Bahrain’s Economic Development Board (EDB) Chief Executive Khalid Al Rumaihi said the country wants to become a Middle Eastern home to innovative info-tech entrepreneurs from around the world as if it is “honey that attracts bees.”

“Building an interesting ecosystem for startups, we may be late in the game, but the youth here are no different from the youth in Korea,” Al Rumaihi told The Korea Times at the Four Seasons Hotel in Manama, the capital of the nation. “They have ambitions and dreams and they want to realize them and create their businesses. We want to create a home for them right here in Bahrain.”

Established in 2000, EDB is a public agency in which the country’s crown prince and First Deputy Prime Minister Salman bin Hamad Al Khalifa is standing chairman.

It is mandated to draw investment into the kingdom and supporting various initiatives that help enhance its investment climate. Included in the key accomplishments of EDB are establishing the Gulf region’s first free trade agreement with the United States, bringing about the privatization law and becoming the first Arab country to liberalize its telecommunication industry.

As a former head of J.P. Morgan’s private client group in the Gulf region, Al Rumaihi’s job is to lead the board to open the country’s economy wider than it is, as well as breathing innovations such as information and communication technology ICT and fintech into the economy.

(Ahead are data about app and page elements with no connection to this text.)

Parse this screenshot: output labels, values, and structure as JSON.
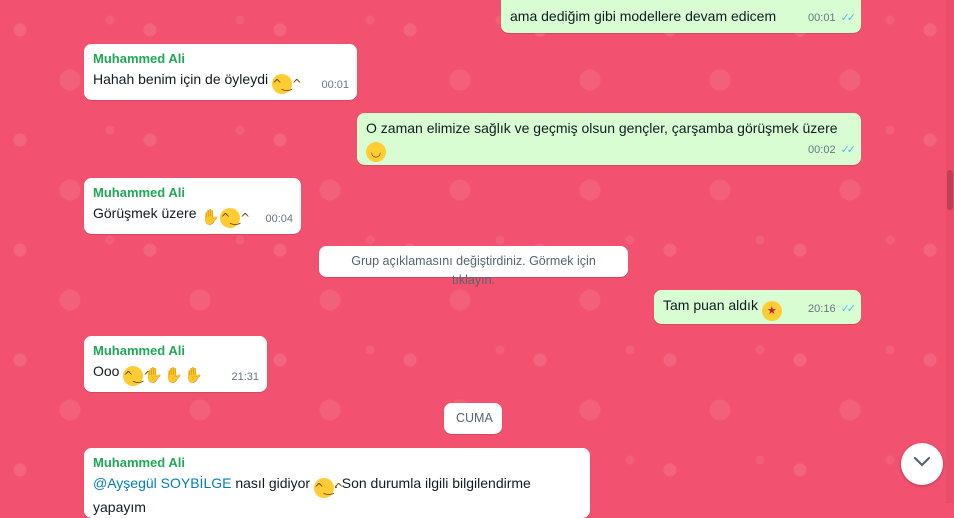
{
  "messages": [
    {
      "text": "ama dediğim gibi modellere devam edicem",
      "time": "00:01"
    },
    {
      "sender": "Muhammed Ali",
      "text": "Hahah benim için de öyleydi",
      "time": "00:01"
    },
    {
      "text_line1": "O zaman elimize sağlık ve geçmiş olsun gençler, çarşamba görüşmek üzere",
      "time": "00:02"
    },
    {
      "sender": "Muhammed Ali",
      "text": "Görüşmek üzere",
      "time": "00:04"
    },
    {
      "text": "Tam puan aldık",
      "time": "20:16"
    },
    {
      "sender": "Muhammed Ali",
      "text": "Ooo",
      "time": "21:31"
    },
    {
      "sender": "Muhammed Ali",
      "mention": "@Ayşegül SOYBİLGE",
      "text": " nasıl gidiyor ",
      "text2": ". Son durumla ilgili bilgilendirme yapayım"
    }
  ],
  "system_notice": "Grup açıklamasını değiştirdiniz. Görmek için tıklayın.",
  "date_divider": "CUMA",
  "icons": {
    "read_ticks": "double-check-icon",
    "emoji_grin": "grinning-face-icon",
    "emoji_smile": "smiling-face-icon",
    "emoji_hand": "raised-hand-icon",
    "emoji_clap": "clapping-hands-icon",
    "emoji_party": "partying-face-icon",
    "scroll_down": "chevron-down-icon"
  },
  "colors": {
    "wallpaper": "#f2526f",
    "incoming": "#ffffff",
    "outgoing": "#d9fdd3",
    "sender": "#1fa855",
    "ticks": "#53bdeb",
    "mention": "#027eb5"
  }
}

Bahrain allows 100 percent foreign ownership of a company, as well as levying no corporate or other types of taxes, where as other Gulf Cooperation Council (GCC) countries are set to introduce value added taxes beginning next year.

Also, other lending regulations and foreign ownership rules are eased.

“One of the most distinctive factors of Bahrain and what investors like about the country is that we have eased foreign ownership rules. Today, 98 percent of our business activities are either fully or partially opened to foreign ownership and that was significantly improved only in the last 12 months,” he said.

“We don’t create zones for special ownership rules. Our whole country is the zone. And we adapt our laws to make sure that we remove restrictions on ownership to attract investment.”

Such openness allowed the country to be ranked No. 66 in the World Bank’s Doing Business Index, which is the second highest among Middle East countries.

“Recently, the government and EDB are focused on how we simplify the business setup processes,” he said. “And that will further improve our ranking in the World Bank index and, more importantly, make it significantly easier to do businesses here.”

According to him, the Bahraini government has introduced an online business registration system in which firms can get the necessary certificate in a couple of minutes. Also, it reduced the country’s minimum capital requirement for a new business from 20,000 dinars ($53,000) to 50 dinars ($130).

He added that the EDB and the government is preparing for an updated bankruptcy law to allow the restructuring of companies so that it can go into effect in the next six months.

Another pillar that Al Rumaihi focuses on is capitalizing on Bahrain’s well-established ICT infrastructure so that it can consolidate itself as the network hub in Middle East.

As of last year, Bahrain’s broadband penetration stood at 172 percent, a 22 percent increase from a year earlier, according to the country’s Telecommunications Regulatory Authority. The authority also said that there were 2.99 million mobile subscriptions in the country, well above the country’s population of 1.43 million.

In order to make use of such an environment and its traditional strength in financing, the country has been making a series of efforts to transform the country’s economy as a nest for fintech companies for the past several months.

“In June, the Central Bank of Bahrain (CBB) has announced new regulations to create a regulatory sandbox that will allow startups and fintech firms to test and experiment their banking ideas,” Al Rumaihi said.

The regulatory sandbox refers to a set of rules that allows businesses to test innovative products, services, business models and delivery mechanisms in the real market, with real consumers. Currently, the country gives companies nine months to stay in the sandbox and then they “graduate” to the formal rules.

Following the move, Bahrain approved five fintech firms to get into the sandbox, which he said caused “phenomenal” responses in and outside of the region. He noted that the sandbox will help fintech companies innovate.

On Sept. 25, Amazon Web Service announced that it will open data centers in the country by 2019 and have Bahrain as its Middle East foothold for cloud computing services.

Al Rumaihi said that the country will put forth further efforts to allow small businesses and startups to more easily conduct business.

The CEO said he wants more Korean companies to have an enhanced presence in Bahrain, given its strategic location in Middle East and quality infrastructure.

“We are investing $32 billion in our infrastructure, including expansion projects in refinery, aluminum facilities and airport.

There is significant potential for Korean companies to win major contracts around these industries,” he said.

“The other area I think is ICT. We know that ICT firms and gaming companies in Korea have significant strength. And we think that why shouldn’t ICT companies have their headquarters in Bahrain, and why shouldn’t Samsung have some kind of presence to serve this region? We would like to see more of them,” he said adding that he wants to visit Korea next year.